Skip to content


    Exciting News for WebMD Members!

    We've been busy behind the scenes building new message boards for you. You'll have new and easier ways to find messages, connect with others, and share your stories.

    And, this will all be available on your smartphone or other mobile device!

    What Do You Need to Do?

    The message board you're used to will be closing in the coming weeks. While many of your boards will be making the move to our new home, your posts will not. Want to keep a discussion going? Save posts you want to continue (this includes your member profile story), so that you can re-post them in the new message boards.

    Keep an eye here and on your email inbox, we'll be back in touch soon to give you all the information you need!

    Yours in health,
    WebMD Message Boards Management

    Includes Expert Content
    Dementia - inappropriate touching of others and self
    justv389 posted:
    Hello, I am new to this site and I am hoping to get help with my father's newest problem...I had to place him in assisted living and now he is acting out in a sexual way. A nurse called today to tell me he needed to be evaluated by a psychiatric nurse to address this problem. I have no idea what to do. I am so embarrased by his behavior which is silly I know but I am a nervous wreck! Does anyone have any experience with this problem.
    cjh1203 responded:
    Hello, justv389.

    Please don't be embarrassed about your father's behavior. I know it's difficult to see him like that, but it's not him acting that way -- it's his disease. What you're describing isn't that uncommon.

    Has anyone diagnosed what type of dementia he has? I think that inappropriate sexual behavior can occur with almost any kind of dementia, but it's more prevalent in people with Frontotemporal Dementia.

    Here's an article that might help you see if he shows other signs of Frontotemporal Dementia; it also talks about Alzheimer's, and some of the differences between the two.

    I don't know if there's any sort of treatment that might stop this behavior, but his doctor should be able to address that.

    It has to be distressing to hear someone say that your father is acting out this way, but you are far from alone in having a relative showing this behavior. It's not a reflection on you or your dad; it's just another cruel effect of brain disease, unfortunately.

    Best wishes-
    Judith L London, PhD responded:

    How hard this is to hear about. However, this is not so uncommon. If he is touching others, the behavior should be assessed in terms of how, when, where and who is present when this occurs. Making some environmental changes that trigger the behavior may be the answer. Definitely confer with the psychiatric nurse so that behavioral strategies be used first before medications.

    Alzheimer's and other dementia destroys brain cells that may be invovled in stopping oneslf from acting our this way. Please understand that it is the disease that's causing this way of acting out.

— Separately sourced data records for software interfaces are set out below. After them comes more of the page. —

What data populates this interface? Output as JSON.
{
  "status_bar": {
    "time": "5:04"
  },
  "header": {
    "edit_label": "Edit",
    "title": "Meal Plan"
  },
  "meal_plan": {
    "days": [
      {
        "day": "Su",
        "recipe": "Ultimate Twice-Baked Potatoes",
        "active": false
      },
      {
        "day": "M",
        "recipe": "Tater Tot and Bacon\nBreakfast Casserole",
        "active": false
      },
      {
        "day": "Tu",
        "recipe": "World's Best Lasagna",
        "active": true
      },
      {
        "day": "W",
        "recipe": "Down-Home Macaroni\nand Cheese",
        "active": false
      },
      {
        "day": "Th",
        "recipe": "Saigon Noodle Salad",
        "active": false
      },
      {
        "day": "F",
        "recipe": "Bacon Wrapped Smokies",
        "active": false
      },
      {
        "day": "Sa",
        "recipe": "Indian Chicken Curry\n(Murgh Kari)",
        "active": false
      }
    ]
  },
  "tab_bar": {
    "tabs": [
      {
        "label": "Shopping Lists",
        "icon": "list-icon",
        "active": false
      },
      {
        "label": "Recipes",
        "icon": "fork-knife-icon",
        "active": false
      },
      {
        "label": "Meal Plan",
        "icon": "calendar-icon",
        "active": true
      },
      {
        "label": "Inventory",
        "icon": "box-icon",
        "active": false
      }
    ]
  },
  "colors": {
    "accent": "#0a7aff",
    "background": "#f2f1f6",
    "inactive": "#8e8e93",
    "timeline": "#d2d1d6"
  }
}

    Keep us posted,
    justv389 replied to cjh1203's response:
    Thank you for the support! I feel so alone and frustrated. A psychriatric nurse did an evaluation on Friday but I have not heard from the doctor yet and the weekend was really bad. He wasn't allowed into the dining room on Sunday. Unfortunately I chose a place that doesn't communicate with me. I am looking to move him but...I just don't know what I am doing.

    Thanks again for the kind words.
    cjh1203 replied to justv389's response:
    Hi Victoria-

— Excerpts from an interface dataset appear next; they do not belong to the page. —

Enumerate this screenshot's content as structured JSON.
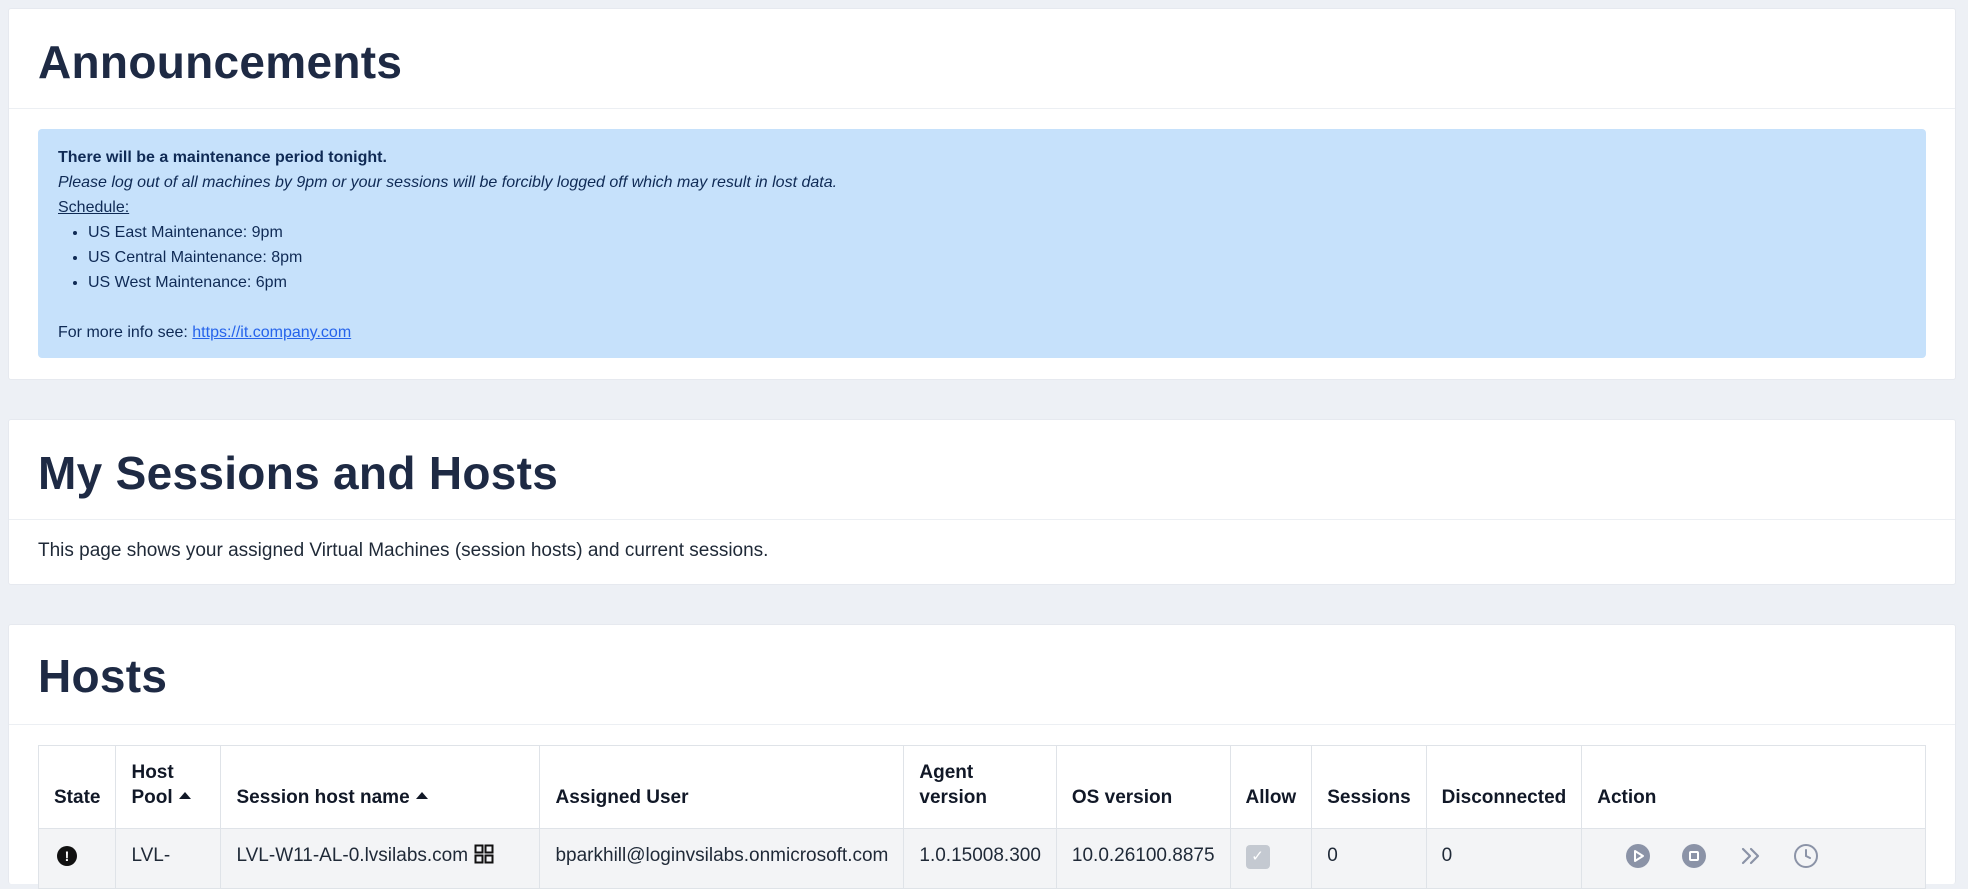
{
  "announcements": {
    "title": "Announcements",
    "headline": "There will be a maintenance period tonight.",
    "note": "Please log out of all machines by 9pm or your sessions will be forcibly logged off which may result in lost data.",
    "schedule_label": "Schedule:",
    "schedule": [
      "US East Maintenance: 9pm",
      "US Central Maintenance: 8pm",
      "US West Maintenance: 6pm"
    ],
    "more_info_prefix": "For more info see: ",
    "more_info_link": "https://it.company.com"
  },
  "sessions": {
    "title": "My Sessions and Hosts",
    "description": "This page shows your assigned Virtual Machines (session hosts) and current sessions."
  },
  "hosts": {
    "title": "Hosts",
    "columns": {
      "state": "State",
      "host_pool_1": "Host",
      "host_pool_2": "Pool",
      "session_host_name": "Session host name",
      "assigned_user": "Assigned User",
      "agent_version_1": "Agent",
      "agent_version_2": "version",
      "os_version": "OS version",
      "allow": "Allow",
      "sessions": "Sessions",
      "disconnected": "Disconnected",
      "action": "Action"
    },
    "rows": [
      {
        "state_icon": "alert-circle-icon",
        "host_pool": "LVL-",
        "session_host_name": "LVL-W11-AL-0.lvsilabs.com",
        "assigned_user": "bparkhill@loginvsilabs.onmicrosoft.com",
        "agent_version": "1.0.15008.300",
        "os_version": "10.0.26100.8875",
        "allow": true,
        "sessions": "0",
        "disconnected": "0",
        "actions": [
          "start-icon",
          "stop-icon",
          "drain-icon",
          "schedule-icon"
        ]
      }
    ]
  },
  "colors": {
    "page_bg": "#edf0f5",
    "card_bg": "#ffffff",
    "announcement_bg": "#c6e1fb",
    "announcement_text": "#0f2a55",
    "link": "#2563eb",
    "title": "#1e2a44",
    "action_icon": "#8b93a7"
  }
}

    I'm so sorry that you feel isolated in this; it's one of the worst things about caring for someone with dementia.

    If you contact your local Alzheimer's Association or Senior Association (it might be called something else, like Elder Affairs; if you call 211, they should be able to steer you in the right direction), they can be a great help to you in looking for a new place for your dad. They probably can also give you the names of people who can act as case managers who will help you oversee all aspects of your father's situation.

    The Alzheimer's Association can be a treasure trove of resources and support. I really encourage you to talk to someone there. You don't need to navigate this alone.

    Best wishes to you.


    Helpful Tips

    Help with Overseeeing a ShowerExpert
    Hi Everyone, It is so important for caregivers to get some help early on especially when bathing and showering become a challenge. Whether ... More
    Was this Helpful?
    14 of 14 found this helpful

    Related Drug Reviews

    • Drug Name User Reviews

    Report Problems With Your Medications to the FDA

    FDAYou are encouraged to report negative side effects of prescription drugs to the FDA. Visit the FDA MedWatch website or call 1-800-FDA-1088.